AH: What are the most popular tattoos people request?
AM: I’m lucky enough that I’d like to think I’ve really started to develop a style for myself and people come to me to get custom pieces that I do in the only style I tattoo. The style in which I tattoo doesn’t involve any diluting of ink and is only in black ink which I think makes my pieces classic and will hold up for a very long time (important). I also use a pretty specific thickness for my line work and use a pepper shading technique that gives it a beautiful grainy look.
AH: What is it about tattoos that makes people continue getting them?
AM: I think having tattoos is like being apart of a big art family. Being able to talk about the pain and the experience and the meaning behind it. Comparing artist and making a connection with your tattoo artist really is a beautiful thing. People asking you to put your artwork on them for life isn’t a light thing and shouldn’t be dulled out due to the increase of popularity...it’s such an honor to do and creates a bond unlike any other form of art in my opinion. I have developed countless really meaningful relationship with my clients just from tattooing them and really getting to know them and what these pieces mean to them. Staying true to who you are in your work usually draws good clients and good clients are what can make tattooing so rewarding.

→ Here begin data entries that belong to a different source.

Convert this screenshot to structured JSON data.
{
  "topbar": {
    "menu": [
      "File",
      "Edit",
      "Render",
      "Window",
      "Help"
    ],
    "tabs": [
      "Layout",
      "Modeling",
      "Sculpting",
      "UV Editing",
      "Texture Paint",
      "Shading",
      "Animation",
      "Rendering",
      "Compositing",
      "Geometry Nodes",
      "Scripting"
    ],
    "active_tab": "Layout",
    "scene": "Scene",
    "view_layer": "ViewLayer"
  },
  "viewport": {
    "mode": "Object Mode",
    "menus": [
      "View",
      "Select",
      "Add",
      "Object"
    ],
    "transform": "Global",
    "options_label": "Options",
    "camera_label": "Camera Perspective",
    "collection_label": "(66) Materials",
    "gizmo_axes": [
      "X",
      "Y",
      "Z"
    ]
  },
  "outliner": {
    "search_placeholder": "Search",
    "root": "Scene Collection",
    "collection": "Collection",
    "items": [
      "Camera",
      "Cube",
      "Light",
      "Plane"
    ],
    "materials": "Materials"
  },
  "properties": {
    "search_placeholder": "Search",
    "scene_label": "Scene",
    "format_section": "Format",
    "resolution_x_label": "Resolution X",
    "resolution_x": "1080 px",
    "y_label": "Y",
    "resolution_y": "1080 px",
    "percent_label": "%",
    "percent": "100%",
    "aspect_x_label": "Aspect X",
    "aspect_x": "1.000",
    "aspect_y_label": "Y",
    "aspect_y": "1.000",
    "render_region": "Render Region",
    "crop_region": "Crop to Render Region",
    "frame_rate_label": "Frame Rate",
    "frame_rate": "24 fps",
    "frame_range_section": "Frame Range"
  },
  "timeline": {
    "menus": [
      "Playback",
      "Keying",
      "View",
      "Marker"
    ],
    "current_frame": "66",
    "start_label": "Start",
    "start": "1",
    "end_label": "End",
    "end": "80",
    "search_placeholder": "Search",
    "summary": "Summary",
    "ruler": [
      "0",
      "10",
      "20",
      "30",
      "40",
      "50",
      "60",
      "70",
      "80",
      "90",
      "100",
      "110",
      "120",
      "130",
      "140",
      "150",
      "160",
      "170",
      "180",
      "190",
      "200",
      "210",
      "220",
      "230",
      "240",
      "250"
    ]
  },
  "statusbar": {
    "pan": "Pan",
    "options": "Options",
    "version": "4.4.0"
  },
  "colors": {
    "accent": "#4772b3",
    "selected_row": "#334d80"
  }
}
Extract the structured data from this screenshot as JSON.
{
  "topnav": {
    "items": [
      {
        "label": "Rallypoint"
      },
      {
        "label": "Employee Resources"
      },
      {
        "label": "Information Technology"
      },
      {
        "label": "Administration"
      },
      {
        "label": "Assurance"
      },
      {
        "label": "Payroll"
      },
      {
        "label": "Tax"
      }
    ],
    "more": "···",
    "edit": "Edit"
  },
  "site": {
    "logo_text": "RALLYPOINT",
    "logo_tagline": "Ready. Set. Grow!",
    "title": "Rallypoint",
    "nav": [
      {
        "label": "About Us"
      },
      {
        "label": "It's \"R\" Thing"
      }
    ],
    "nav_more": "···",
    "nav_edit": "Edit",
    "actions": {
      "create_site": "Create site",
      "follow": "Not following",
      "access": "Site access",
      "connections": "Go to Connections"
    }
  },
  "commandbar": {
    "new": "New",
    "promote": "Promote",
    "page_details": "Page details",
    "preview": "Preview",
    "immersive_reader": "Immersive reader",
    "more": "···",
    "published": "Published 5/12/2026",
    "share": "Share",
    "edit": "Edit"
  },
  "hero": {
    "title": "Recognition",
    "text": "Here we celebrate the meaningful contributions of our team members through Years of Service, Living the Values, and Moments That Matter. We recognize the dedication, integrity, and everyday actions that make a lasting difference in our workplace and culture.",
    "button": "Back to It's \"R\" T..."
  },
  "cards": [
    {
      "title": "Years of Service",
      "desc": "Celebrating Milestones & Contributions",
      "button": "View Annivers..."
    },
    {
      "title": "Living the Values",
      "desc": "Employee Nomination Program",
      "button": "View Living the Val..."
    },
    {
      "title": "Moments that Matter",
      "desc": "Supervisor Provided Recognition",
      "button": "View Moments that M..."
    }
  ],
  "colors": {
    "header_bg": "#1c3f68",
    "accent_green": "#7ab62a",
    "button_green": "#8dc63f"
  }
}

It only took him four minutes to finish my tattoo. I’m proud of it. I’m proud of him. He’s a brilliant young artist with an infinite amount of potential to create as much as he chooses to do so and I couldn’t be more honored to have him put my family name on me permanently.